Driven by draconian mandatory minimum sentences for drug offenders, the number of federal prisoners passed the 150,000 prisoner mark early this month and, according to the US Bureau of Prisons (BOP), will increase by nearly one-third to 198,000 prisoners by 2006. The cost to taxpayers of maintaining and expanding the federal prison system will be $4.66 billion in the next fiscal year alone, if the Bush administration's prison budget passes as is.
Under the proposed Bush budget, the BOP will get an 8.3% increase -- double the overall rate of increase for federal programs -- and will account for nearly one-fifth of the Justice Department's budget. Spending on federal prisons will total nearly as much as spending for the FBI and DEA combined.
Drug prisoners now make up 58% of all federal prisoners. In 1970, as the modern drug war era got underway, drug offenders constituted only 16% of federal prisoners. By 1987, as mandatory minimum sentences enacted by Congress in 1986 began to bite, the number of drug offenders had increased to 42%. By the end of the Reagan-Bush administrations in 1992, the proportion had risen to 59%. It has hovered in the same area ever since. In terms of actual prisoners, the number of drug offenders in the federal system rose from less than 4,000 in 1970 to more than 63,000 last year.
"Federal imprisonment is growing faster than NASCAR racing. The growth of federal imprisonment is out of control," said Eric Sterling, president of the Criminal Justice Policy Foundation (http://www.cjpf.org) in a press release last week. "The president's FY 2002 budget, announced this week, for prisons is $4.7 million, with another $1 billion for more construction. In 1986, when federal mandatory minimum sentences were enacted, the BOP budget was $0.7 billion," Sterling noted.
Sterling was counsel to the House Subcommittee on Crime from 1981 to 1989 and is a veteran federal criminal justice policy analyst.
According to BOP spokeswoman Tracy Billingsley, the bureau's growth projections factor in growth in the overall US population and the transfer of Washington, DC, inmates into the federal system as the local prison complex is shut down.

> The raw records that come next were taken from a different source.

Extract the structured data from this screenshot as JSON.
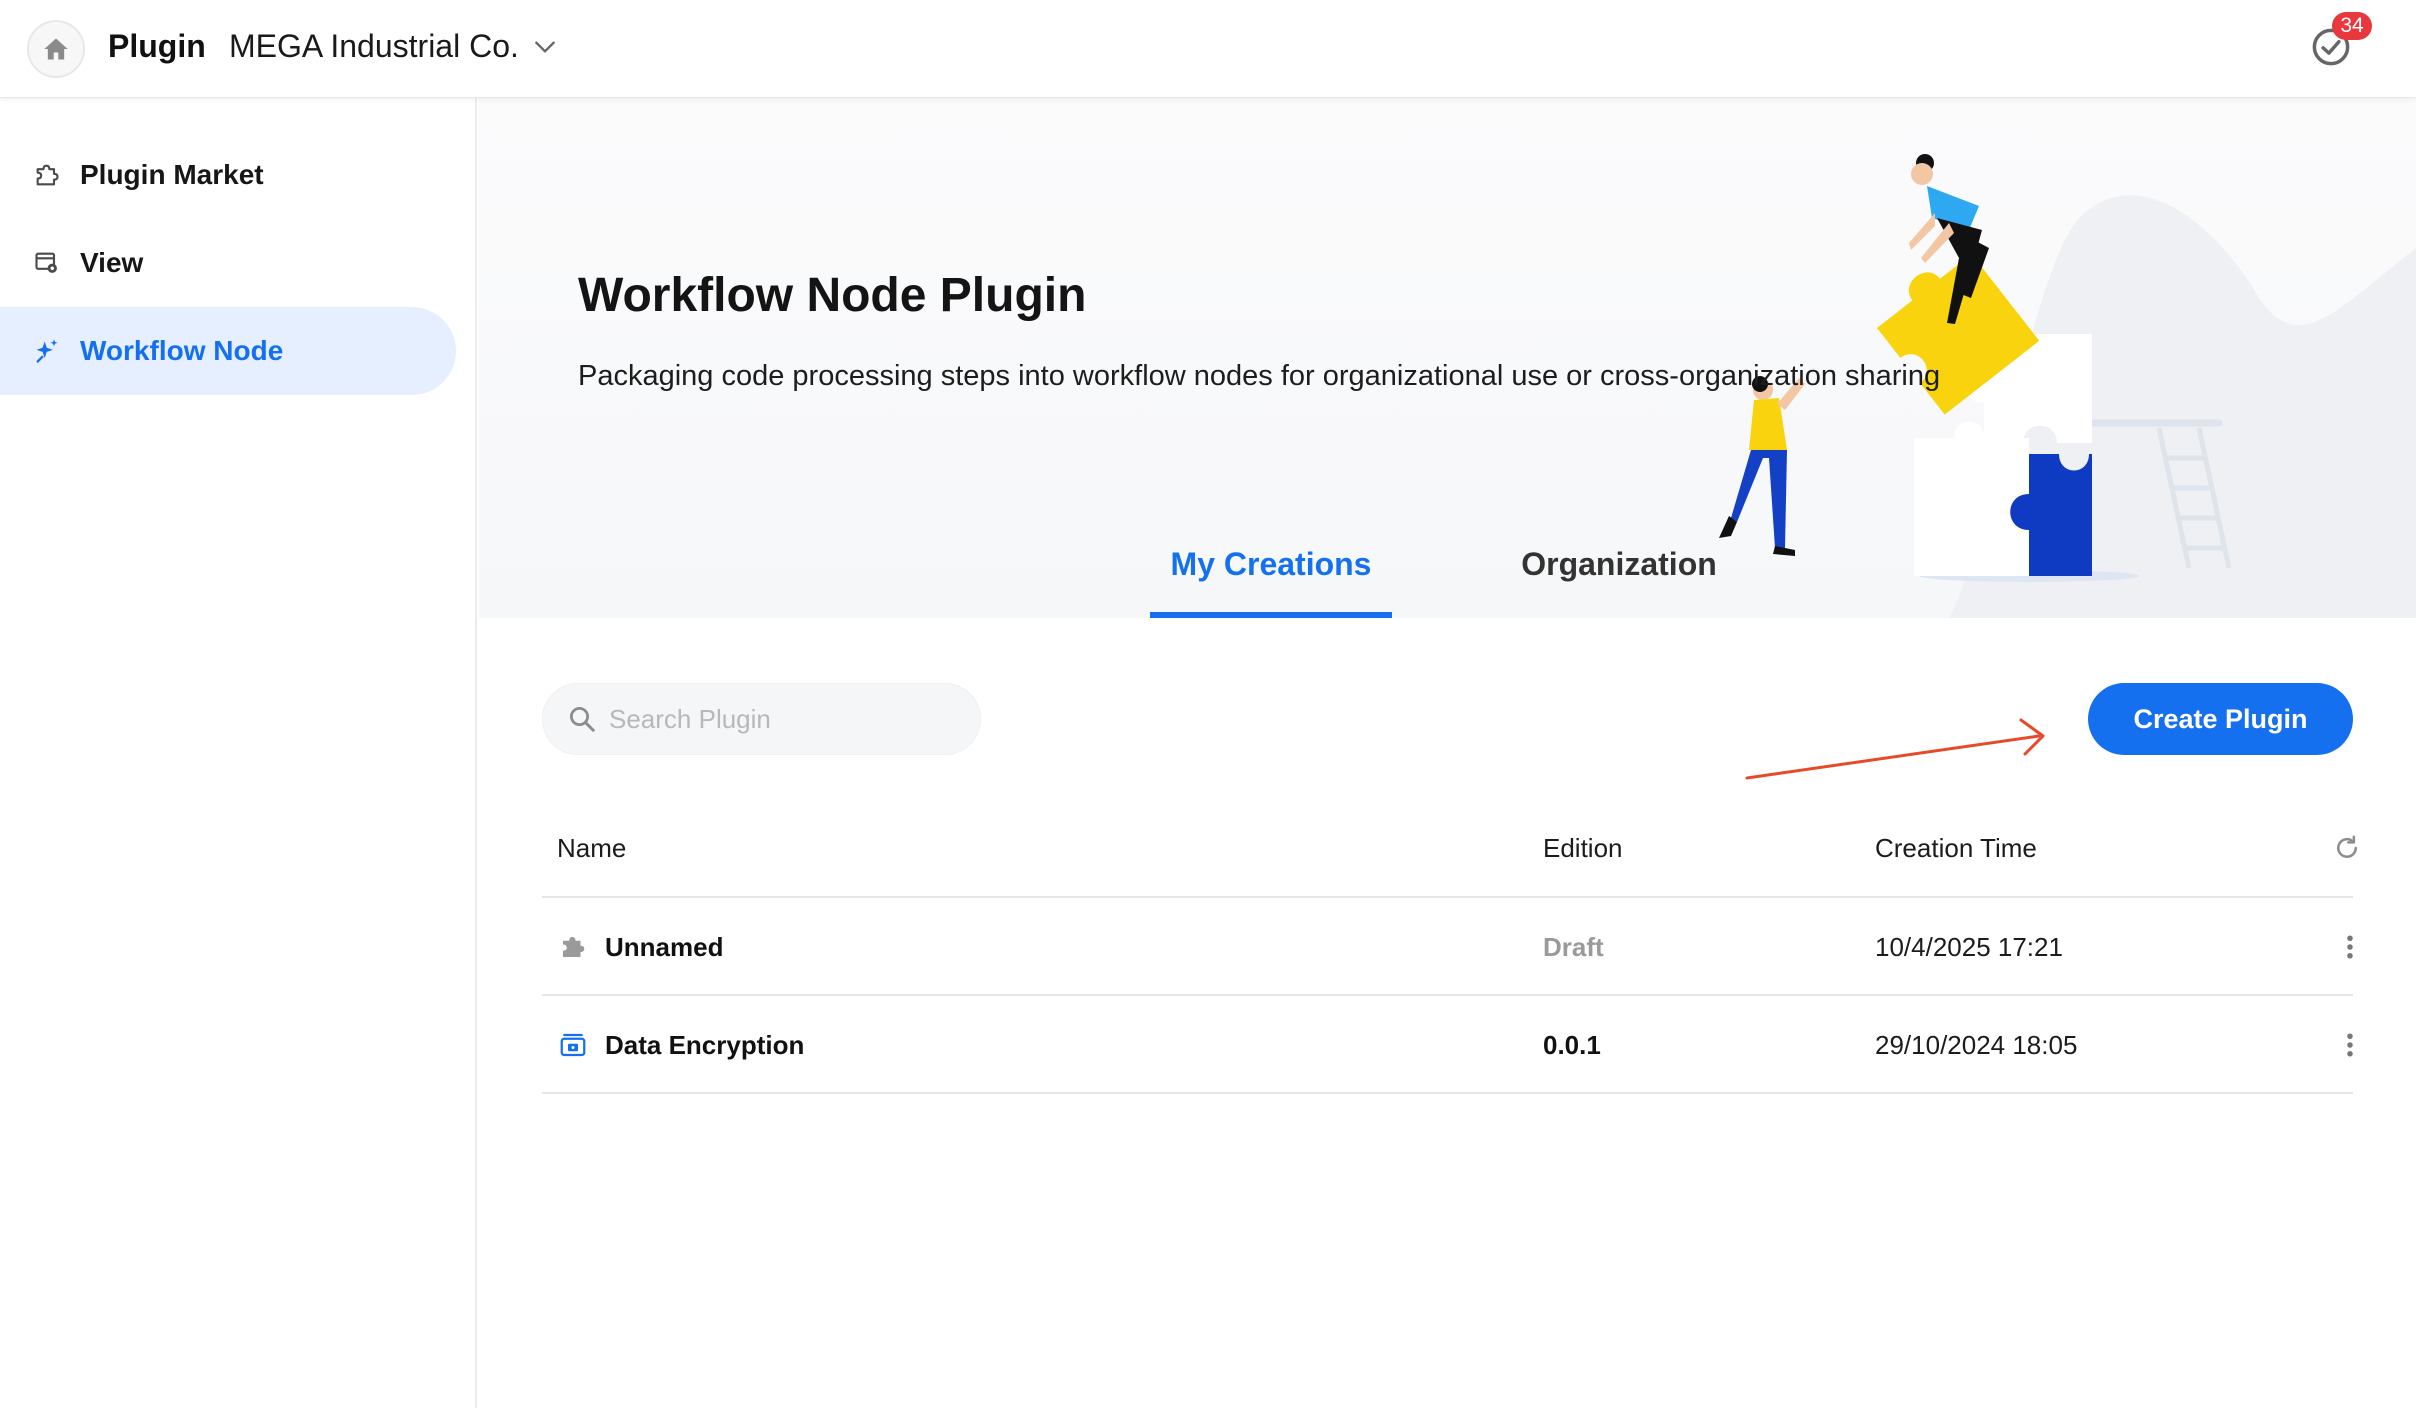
{
  "topbar": {
    "app_title": "Plugin",
    "org_name": "MEGA Industrial Co.",
    "notification_count": "34"
  },
  "sidebar": {
    "items": [
      {
        "label": "Plugin Market",
        "icon": "puzzle-outline-icon",
        "active": false
      },
      {
        "label": "View",
        "icon": "window-view-icon",
        "active": false
      },
      {
        "label": "Workflow Node",
        "icon": "sparkle-icon",
        "active": true
      }
    ]
  },
  "hero": {
    "title": "Workflow Node Plugin",
    "description": "Packaging code processing steps into workflow nodes for organizational use or cross-organization sharing"
  },
  "tabs": [
    {
      "label": "My Creations",
      "active": true
    },
    {
      "label": "Organization",
      "active": false
    }
  ],
  "search": {
    "placeholder": "Search Plugin",
    "value": ""
  },
  "create_button": {
    "label": "Create Plugin"
  },
  "table": {
    "headers": {
      "name": "Name",
      "edition": "Edition",
      "time": "Creation Time"
    },
    "rows": [
      {
        "name": "Unnamed",
        "icon": "puzzle-gray-icon",
        "edition": "Draft",
        "time": "10/4/2025 17:21"
      },
      {
        "name": "Data Encryption",
        "icon": "encryption-blue-icon",
        "edition": "0.0.1",
        "time": "29/10/2024 18:05"
      }
    ]
  },
  "colors": {
    "accent": "#1570ef",
    "badge": "#e8383d",
    "active_bg": "#e5efff",
    "annotation_arrow": "#e8492b"
  }
}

But, Billingsley told DRCNet, the rising number of drug prisoners doing mandatory minimum sentences is the primary factor driving the expansion of the federal prison population.
The situation in the federal prison system contrasts markedly with trends in imprisonment in the states. As DRCNet reported two weeks ago (http://www.drcnet.org/wol/180.html#incarceration), the rate of growth in state prison populations is leveling off with an annual growth rate of 2.4% -- the lowest rate of increase since 1971.
Mandatory minimums, along with a striking increase in the number of federal crimes and the abolition of parole in the federal system are causing the logjam, said Jack Levin, director of the Brudnick Center on Violence at Northeastern University in Boston. "At the state level we're seeing drug offenders, property offenders, and inmates who have committed low-level violent crimes coming out of state penitentiaries in large numbers," he told the Wall Street Journal. "That same phenomenon is not happening at the federal level. People check in, but they don't check out," said Levin.
Sterling and the Criminal Justice Policy Foundation have policy prescriptions for ending the federal prison bulge: Quit making a federal case out of drug crimes, he said.
"Stopping the cancer-like growth in federal imprisonment requires several steps," said Sterling. "First, Attorney General Ashcroft should direct federal law enforcement agencies to refer low-level cases to state and local law enforcement agencies, and reserve federal cases only for national impact cases. The Attorney General should order Main Justice Department review of all proposed low-level drug prosecutions."
A bill introduced by Rep. Maxine Waters (D-CA) and 35 cosponsors would do just that. The Major Drug Trafficking Prosecution Act (HR 1681 in the 106th Congress) would also reduce mandatory minimum sentences for a number of drug crimes.
"Second," continued Sterling, "the president should dramatically increase federal drug treatment funding."
"Third, President Bush should order a comprehensive review of the cases of low-level drug offenders and plan to release a significant number of them by Christmas. Commuting the sentences of a thousand low-level offenders could save roughly $300 million over five years."